As the show went on the performances grew stronger. I continue to chalk it up to being a show that is still finding it's legs – the cast getting more confident as it goes along.
I never felt Rebecca Talbot lived in the costume shoes of Eponine – the role I once rapped (and was no more effective, just silly really) and indeed I was hardly moved by "A Little Fall of Rain" a song that always chokes me up. I was amused to see her surprised reaction to the audience's overwhelmingly positive response – a deserved (despite my quibbles) standing ovation. She didn't seem to be alone... more fuel to my theory that the cast was trying on the size of the show in front of an audience for the first time.
For the most part the child actors are solid. Joshua Ballard as Gavroche is engaging as Gavoroche, Rachael Withers as Young Eponine finds no emotional reality and merely demonstrates her judgment of her character... and thankfully is off stage in little more than one scene, Emily Machette falls between the two as Young Cosette - luckily landing far closer to the former than the latter.
Doing Les Miserables at this particular juncture puts two numbers in particular under inevitable scrutiny. The previously mentioned "Bring Him Home" – Kieran Martin Murphy out sings Jaimie Pugh in a walk. Pugh is tender and beautiful, but Murphy adds drama with fantastic dynamics. Sarah Jean Hosie doesn't fare as well against her virtual competition Susan Boyle. I suspect she may have even been psyching herself out. She knows, like everyone else does, that Boyle's "I Dreamed a Dream" instantly became one of the most viewed pieces of music on YouTube ever. The pressure to match that performance is unavoidable, and counter productive. Hosie bucks the trend of the show and tries too hard.

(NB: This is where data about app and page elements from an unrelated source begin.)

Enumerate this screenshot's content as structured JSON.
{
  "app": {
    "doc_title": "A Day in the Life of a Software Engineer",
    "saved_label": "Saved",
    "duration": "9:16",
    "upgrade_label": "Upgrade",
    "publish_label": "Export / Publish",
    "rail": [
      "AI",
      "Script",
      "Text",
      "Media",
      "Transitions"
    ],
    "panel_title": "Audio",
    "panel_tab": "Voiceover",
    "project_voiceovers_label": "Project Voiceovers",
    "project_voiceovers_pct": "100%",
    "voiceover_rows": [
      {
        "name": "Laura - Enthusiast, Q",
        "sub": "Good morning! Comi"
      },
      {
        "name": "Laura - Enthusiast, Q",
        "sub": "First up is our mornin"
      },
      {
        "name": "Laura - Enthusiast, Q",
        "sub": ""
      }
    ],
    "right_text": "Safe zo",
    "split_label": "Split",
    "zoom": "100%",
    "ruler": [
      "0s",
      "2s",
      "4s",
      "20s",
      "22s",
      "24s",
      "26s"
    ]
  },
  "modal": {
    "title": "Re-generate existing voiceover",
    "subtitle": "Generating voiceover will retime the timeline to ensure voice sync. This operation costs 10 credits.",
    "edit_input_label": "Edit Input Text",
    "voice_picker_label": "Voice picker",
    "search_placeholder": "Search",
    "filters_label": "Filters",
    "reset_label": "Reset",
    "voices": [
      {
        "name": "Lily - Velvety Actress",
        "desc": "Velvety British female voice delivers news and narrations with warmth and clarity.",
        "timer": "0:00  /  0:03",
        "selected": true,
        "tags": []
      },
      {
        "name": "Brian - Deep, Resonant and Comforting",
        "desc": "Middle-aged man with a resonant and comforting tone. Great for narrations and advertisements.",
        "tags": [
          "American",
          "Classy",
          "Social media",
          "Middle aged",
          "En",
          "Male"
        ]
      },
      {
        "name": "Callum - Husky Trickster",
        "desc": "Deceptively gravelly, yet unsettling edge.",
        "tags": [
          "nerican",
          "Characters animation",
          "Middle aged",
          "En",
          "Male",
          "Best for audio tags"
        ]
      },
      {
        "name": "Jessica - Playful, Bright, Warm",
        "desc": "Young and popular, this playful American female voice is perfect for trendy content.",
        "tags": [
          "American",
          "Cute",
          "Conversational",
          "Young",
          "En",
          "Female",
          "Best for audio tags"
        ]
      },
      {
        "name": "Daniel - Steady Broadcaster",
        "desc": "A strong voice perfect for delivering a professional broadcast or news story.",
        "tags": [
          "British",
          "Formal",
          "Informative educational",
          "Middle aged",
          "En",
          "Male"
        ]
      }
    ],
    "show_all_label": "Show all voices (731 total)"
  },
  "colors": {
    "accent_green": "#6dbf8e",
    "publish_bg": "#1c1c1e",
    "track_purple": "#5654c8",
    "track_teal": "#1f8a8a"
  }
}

Excepting a few surprisingly cheap bits of lazy stagecraft the staging itself is more successful and intriguing than clunky... though on occasion it is the latter. I am surprised that Director Bill Millerd, AD of one of the largest theatre companies in the country slips into the a few hackneyed moments of staging that threaten to de-rail the show. It's as if the show runs on five gears but Millerd only has four.
I'd be curious to see the show a sixth time later in the run to see how it has matured. I expect many of my criticisms will be answered as the actors are inspired by the strength of the material to reach the heights that the show's structure can support building up to.